• **Task to complete**
Would you please copy each line below that includes the string "JSON"?

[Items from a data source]
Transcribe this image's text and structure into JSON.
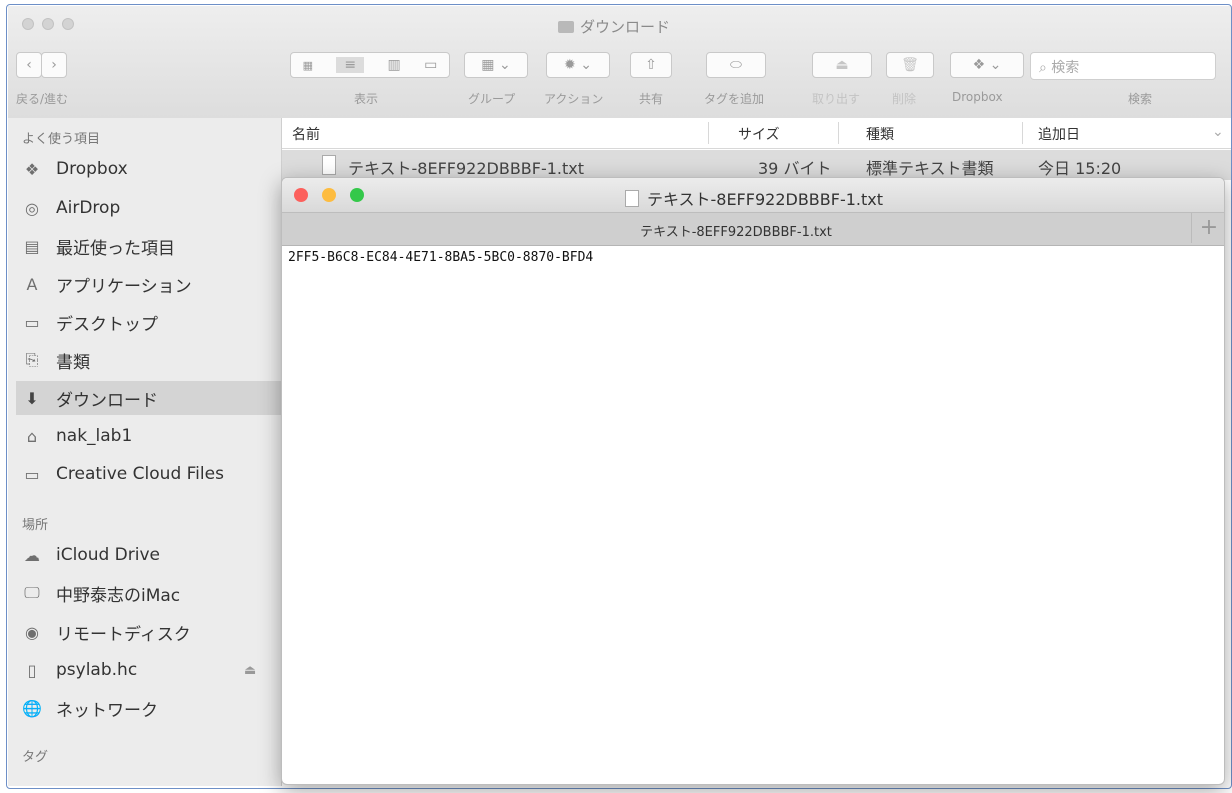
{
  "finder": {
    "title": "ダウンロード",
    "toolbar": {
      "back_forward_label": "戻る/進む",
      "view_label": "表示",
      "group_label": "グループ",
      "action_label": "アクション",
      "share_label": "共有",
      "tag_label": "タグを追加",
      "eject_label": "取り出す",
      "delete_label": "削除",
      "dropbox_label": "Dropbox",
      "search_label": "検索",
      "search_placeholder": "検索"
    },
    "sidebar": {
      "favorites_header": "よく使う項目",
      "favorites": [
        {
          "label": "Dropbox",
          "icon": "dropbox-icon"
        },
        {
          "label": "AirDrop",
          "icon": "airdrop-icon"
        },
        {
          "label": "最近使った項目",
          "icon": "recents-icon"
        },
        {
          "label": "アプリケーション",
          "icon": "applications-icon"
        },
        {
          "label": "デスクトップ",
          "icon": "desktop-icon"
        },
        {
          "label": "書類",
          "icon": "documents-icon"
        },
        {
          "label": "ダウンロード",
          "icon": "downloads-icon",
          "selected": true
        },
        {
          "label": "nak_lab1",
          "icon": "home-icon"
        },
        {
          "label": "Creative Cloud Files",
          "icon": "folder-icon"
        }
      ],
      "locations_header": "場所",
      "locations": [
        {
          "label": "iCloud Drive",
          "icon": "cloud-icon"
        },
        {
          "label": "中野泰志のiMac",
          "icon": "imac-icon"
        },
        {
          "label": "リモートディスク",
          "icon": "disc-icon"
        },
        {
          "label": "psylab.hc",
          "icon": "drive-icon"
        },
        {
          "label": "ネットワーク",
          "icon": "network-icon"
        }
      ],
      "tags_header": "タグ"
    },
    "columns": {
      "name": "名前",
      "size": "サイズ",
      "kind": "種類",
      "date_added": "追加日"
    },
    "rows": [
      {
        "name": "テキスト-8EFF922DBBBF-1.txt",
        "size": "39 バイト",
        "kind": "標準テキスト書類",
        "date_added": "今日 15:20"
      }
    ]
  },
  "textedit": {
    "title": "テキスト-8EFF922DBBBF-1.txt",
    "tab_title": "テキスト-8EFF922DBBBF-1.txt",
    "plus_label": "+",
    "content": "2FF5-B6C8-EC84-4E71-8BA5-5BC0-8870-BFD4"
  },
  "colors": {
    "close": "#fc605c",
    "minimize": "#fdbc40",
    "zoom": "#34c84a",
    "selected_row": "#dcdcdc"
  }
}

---

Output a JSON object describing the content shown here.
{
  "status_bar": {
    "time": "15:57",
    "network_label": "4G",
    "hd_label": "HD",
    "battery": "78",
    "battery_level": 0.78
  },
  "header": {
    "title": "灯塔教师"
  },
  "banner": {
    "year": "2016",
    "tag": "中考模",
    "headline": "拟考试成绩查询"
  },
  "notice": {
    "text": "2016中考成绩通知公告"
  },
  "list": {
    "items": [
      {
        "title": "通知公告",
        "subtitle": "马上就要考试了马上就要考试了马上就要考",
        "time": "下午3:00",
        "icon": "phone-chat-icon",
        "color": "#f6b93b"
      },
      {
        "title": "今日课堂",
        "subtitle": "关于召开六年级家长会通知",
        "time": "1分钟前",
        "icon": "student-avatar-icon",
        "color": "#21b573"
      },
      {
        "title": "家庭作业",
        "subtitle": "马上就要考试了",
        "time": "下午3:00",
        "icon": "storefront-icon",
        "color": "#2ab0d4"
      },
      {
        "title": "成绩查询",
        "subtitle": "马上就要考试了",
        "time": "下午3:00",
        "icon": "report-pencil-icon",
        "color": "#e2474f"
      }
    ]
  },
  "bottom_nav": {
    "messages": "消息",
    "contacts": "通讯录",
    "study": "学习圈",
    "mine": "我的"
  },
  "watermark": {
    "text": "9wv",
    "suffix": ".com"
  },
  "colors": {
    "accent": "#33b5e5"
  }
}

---

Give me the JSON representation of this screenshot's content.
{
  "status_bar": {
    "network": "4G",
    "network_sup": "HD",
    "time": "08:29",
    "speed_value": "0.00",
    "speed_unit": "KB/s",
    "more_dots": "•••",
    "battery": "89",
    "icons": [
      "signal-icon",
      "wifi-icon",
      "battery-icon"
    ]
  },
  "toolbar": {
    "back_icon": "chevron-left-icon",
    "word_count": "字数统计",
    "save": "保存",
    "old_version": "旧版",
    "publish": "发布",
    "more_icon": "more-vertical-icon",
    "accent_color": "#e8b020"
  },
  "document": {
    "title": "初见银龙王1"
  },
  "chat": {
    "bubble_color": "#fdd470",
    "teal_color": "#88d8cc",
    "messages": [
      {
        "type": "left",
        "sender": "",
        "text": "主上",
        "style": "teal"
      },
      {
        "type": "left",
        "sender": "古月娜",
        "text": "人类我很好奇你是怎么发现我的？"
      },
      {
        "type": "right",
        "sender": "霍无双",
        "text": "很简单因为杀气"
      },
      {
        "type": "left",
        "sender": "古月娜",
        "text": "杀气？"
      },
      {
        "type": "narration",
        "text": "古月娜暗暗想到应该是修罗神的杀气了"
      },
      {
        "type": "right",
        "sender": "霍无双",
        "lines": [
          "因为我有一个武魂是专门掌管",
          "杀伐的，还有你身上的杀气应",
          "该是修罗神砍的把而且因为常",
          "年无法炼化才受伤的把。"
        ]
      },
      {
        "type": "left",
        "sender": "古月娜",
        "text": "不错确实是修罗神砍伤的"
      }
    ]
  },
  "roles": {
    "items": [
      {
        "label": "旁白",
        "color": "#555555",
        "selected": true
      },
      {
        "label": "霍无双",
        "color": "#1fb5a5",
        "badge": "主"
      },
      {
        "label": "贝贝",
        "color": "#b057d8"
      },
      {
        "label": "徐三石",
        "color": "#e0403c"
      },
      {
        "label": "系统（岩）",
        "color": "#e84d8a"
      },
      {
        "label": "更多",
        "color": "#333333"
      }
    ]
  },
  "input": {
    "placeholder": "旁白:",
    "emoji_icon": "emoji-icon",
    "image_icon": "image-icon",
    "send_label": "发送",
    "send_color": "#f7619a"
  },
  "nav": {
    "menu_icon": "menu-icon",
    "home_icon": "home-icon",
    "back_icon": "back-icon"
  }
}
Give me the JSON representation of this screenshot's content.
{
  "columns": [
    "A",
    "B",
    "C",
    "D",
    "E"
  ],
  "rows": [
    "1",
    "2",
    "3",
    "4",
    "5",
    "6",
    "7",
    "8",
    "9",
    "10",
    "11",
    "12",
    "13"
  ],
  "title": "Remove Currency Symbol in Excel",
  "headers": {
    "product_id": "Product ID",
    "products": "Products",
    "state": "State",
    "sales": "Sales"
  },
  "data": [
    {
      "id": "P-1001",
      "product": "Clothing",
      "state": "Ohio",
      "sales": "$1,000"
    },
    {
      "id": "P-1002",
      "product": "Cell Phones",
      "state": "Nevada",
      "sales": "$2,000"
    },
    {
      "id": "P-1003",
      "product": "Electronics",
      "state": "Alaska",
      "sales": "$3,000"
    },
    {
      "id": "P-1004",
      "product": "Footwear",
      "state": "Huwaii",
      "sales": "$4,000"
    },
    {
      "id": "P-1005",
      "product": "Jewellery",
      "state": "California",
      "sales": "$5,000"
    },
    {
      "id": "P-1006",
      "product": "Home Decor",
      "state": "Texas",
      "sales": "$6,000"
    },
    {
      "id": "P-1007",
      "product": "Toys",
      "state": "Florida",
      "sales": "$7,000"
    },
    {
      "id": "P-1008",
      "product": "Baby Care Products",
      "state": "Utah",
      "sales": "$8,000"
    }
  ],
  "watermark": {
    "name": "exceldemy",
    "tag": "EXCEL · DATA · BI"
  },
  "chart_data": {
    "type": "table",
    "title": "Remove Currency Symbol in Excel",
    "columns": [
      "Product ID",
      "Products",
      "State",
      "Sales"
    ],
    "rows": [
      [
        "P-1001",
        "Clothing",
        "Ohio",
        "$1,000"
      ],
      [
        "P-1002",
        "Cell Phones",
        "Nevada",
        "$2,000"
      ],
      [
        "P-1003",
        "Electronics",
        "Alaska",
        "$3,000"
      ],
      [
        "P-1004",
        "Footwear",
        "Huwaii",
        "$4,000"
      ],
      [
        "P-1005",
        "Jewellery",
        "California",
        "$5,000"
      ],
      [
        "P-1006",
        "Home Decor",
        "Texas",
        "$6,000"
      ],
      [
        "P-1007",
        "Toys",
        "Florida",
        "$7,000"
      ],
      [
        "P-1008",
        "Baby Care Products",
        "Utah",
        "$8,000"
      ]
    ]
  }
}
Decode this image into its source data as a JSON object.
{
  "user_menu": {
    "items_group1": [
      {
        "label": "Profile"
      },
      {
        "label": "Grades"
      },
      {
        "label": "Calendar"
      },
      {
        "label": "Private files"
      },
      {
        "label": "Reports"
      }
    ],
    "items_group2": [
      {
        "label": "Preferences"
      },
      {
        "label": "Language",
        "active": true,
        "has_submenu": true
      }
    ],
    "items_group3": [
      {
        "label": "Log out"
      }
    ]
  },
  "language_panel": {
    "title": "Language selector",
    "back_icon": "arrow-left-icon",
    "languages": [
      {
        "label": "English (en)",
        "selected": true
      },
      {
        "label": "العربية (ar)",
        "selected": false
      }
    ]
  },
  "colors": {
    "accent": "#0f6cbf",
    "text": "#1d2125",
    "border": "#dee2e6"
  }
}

• **Answer space**
Transcribe this image's text and structure into JSON.
Output a JSON object describing the content shown here.
Give me the JSON representation of this screenshot's content.
Give me the JSON representation of this screenshot's content.
Decode this image into its source data as a JSON object.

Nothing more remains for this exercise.